How to complete this task:
All lines of the listing that contain "icon" should be shown in full.

——————

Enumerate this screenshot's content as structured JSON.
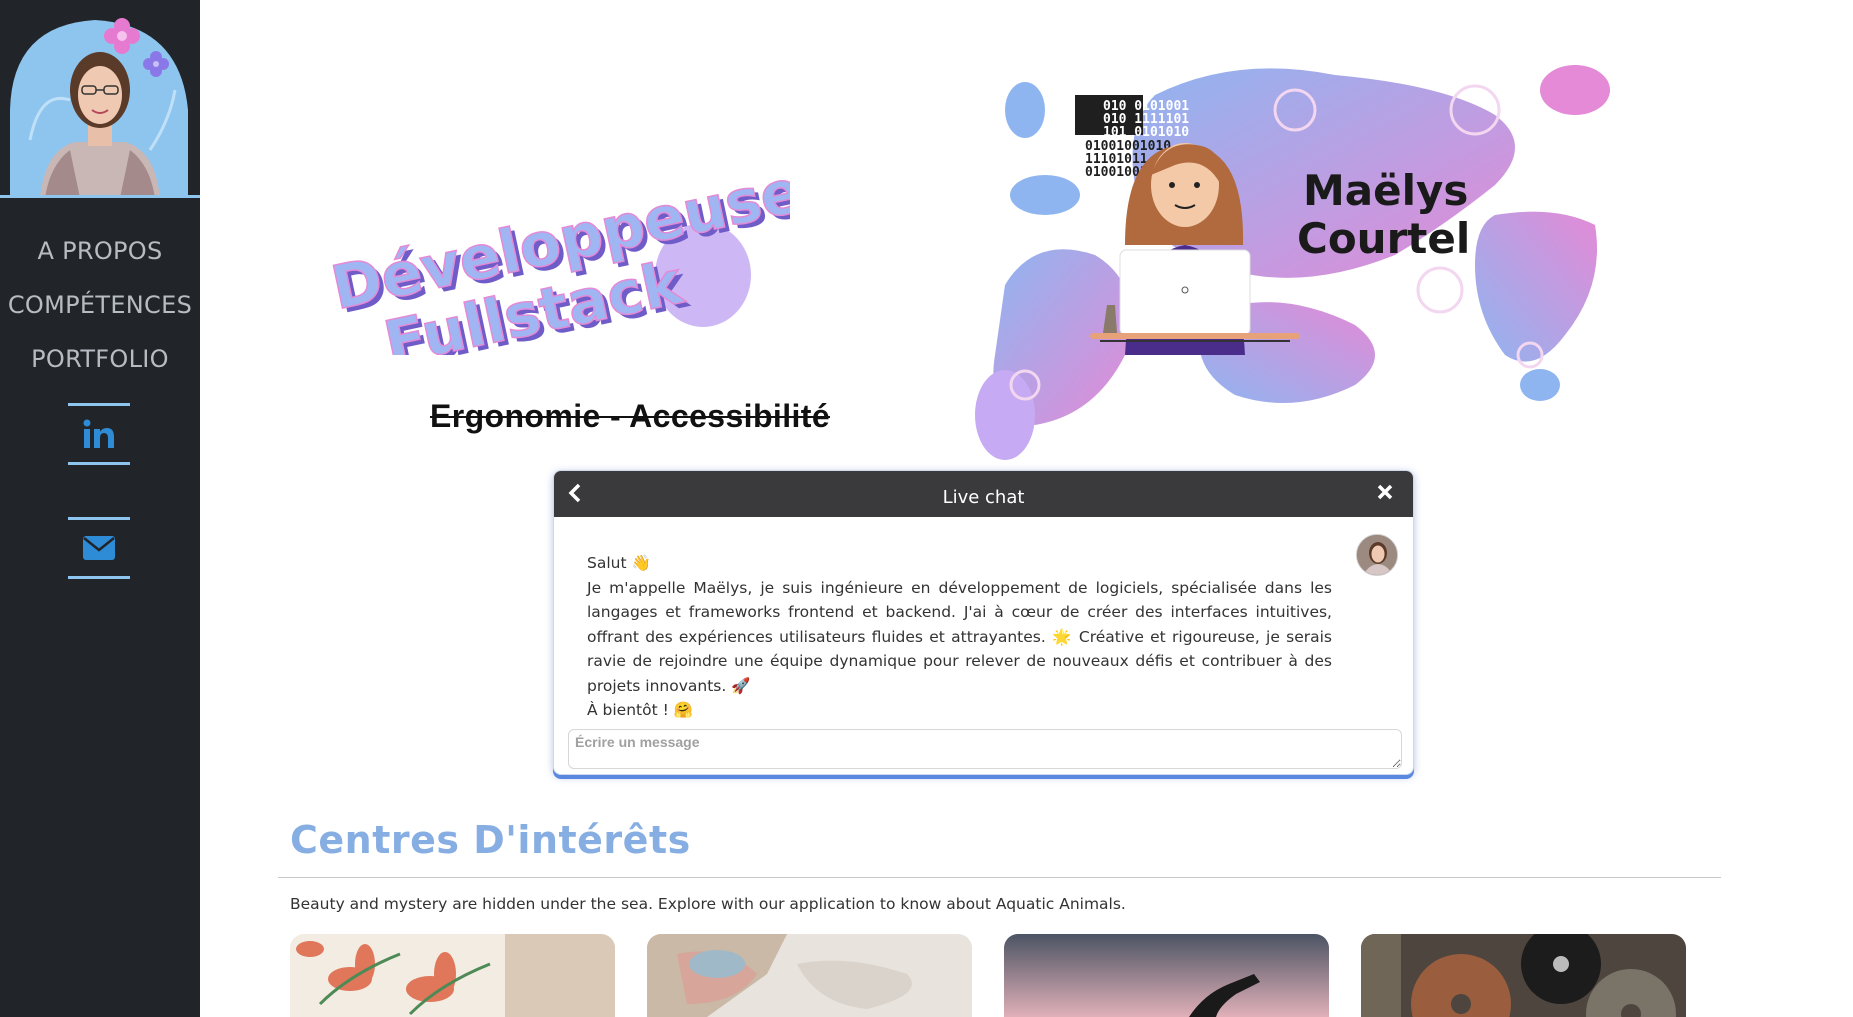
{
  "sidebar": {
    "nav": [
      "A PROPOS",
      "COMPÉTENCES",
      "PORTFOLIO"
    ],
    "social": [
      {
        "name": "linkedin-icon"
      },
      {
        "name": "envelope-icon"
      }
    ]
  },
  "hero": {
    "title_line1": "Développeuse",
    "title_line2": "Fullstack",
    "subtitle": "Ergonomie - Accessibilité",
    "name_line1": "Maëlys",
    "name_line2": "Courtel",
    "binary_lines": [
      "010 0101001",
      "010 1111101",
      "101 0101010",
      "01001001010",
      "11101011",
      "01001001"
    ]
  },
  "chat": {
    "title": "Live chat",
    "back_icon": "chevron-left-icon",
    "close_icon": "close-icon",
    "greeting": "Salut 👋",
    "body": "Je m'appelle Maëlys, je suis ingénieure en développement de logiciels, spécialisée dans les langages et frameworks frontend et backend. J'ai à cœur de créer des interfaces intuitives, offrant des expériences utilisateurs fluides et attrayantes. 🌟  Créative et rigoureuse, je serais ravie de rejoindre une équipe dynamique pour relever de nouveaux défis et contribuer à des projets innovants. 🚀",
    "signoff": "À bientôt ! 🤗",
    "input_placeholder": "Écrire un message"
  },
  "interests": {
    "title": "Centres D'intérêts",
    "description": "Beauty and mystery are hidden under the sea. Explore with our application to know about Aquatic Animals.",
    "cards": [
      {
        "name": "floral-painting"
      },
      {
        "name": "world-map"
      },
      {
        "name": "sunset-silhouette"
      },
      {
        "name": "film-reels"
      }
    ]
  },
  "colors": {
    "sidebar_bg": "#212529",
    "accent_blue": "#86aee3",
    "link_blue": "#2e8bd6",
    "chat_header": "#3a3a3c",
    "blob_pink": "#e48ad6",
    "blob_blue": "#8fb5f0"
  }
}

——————

Reply:
        "name": "linkedin-icon"
        "name": "envelope-icon"
    "back_icon": "chevron-left-icon",
    "close_icon": "close-icon",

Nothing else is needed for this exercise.